◆ **Exercise directions**
Check every line below for the word "background" and copy each one that has it.
--- START ---
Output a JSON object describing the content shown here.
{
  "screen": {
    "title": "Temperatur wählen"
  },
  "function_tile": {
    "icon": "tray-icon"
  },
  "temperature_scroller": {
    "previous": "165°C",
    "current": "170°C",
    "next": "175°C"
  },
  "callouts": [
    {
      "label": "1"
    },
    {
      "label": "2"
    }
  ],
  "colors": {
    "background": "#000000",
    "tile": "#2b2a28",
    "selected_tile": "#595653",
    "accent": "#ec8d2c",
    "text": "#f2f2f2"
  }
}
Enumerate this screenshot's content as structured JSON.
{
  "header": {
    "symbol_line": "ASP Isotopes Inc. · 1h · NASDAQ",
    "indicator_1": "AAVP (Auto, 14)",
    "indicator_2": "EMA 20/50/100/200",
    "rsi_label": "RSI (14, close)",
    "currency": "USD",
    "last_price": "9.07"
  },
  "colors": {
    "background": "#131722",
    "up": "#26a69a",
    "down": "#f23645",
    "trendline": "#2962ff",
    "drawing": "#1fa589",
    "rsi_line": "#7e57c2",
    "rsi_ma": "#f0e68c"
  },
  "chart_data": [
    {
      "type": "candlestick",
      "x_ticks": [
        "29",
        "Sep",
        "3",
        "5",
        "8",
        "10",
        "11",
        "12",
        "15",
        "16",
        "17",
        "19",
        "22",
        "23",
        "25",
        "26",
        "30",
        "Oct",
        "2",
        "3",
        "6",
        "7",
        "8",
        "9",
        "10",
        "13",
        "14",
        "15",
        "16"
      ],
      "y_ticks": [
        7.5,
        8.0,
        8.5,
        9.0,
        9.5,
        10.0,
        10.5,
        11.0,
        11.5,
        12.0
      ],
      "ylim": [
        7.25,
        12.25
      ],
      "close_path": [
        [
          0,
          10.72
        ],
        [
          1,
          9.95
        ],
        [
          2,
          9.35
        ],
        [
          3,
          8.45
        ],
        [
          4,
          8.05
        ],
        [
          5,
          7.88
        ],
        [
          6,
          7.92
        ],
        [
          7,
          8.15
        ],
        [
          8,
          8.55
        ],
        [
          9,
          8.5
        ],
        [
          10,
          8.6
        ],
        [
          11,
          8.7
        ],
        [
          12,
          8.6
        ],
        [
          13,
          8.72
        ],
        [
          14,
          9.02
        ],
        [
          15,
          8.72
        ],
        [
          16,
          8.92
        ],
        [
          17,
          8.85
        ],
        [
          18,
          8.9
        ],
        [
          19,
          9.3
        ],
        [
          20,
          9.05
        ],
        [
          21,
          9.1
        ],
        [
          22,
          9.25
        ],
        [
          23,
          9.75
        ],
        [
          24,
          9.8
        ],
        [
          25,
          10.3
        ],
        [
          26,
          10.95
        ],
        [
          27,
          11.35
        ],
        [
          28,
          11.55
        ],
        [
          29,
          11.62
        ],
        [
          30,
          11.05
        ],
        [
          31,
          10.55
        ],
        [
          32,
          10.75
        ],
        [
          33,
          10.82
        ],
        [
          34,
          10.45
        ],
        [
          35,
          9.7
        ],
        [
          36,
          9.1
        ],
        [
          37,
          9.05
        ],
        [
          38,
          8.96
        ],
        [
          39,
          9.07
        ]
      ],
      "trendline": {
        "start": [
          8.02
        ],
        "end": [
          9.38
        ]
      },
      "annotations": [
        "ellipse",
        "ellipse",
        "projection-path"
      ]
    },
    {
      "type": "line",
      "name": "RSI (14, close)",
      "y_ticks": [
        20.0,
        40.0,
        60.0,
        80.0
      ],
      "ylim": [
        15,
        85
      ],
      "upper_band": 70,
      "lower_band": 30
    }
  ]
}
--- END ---
◆ **Solved exercise**
    "background": "#000000",
    "background": "#131722",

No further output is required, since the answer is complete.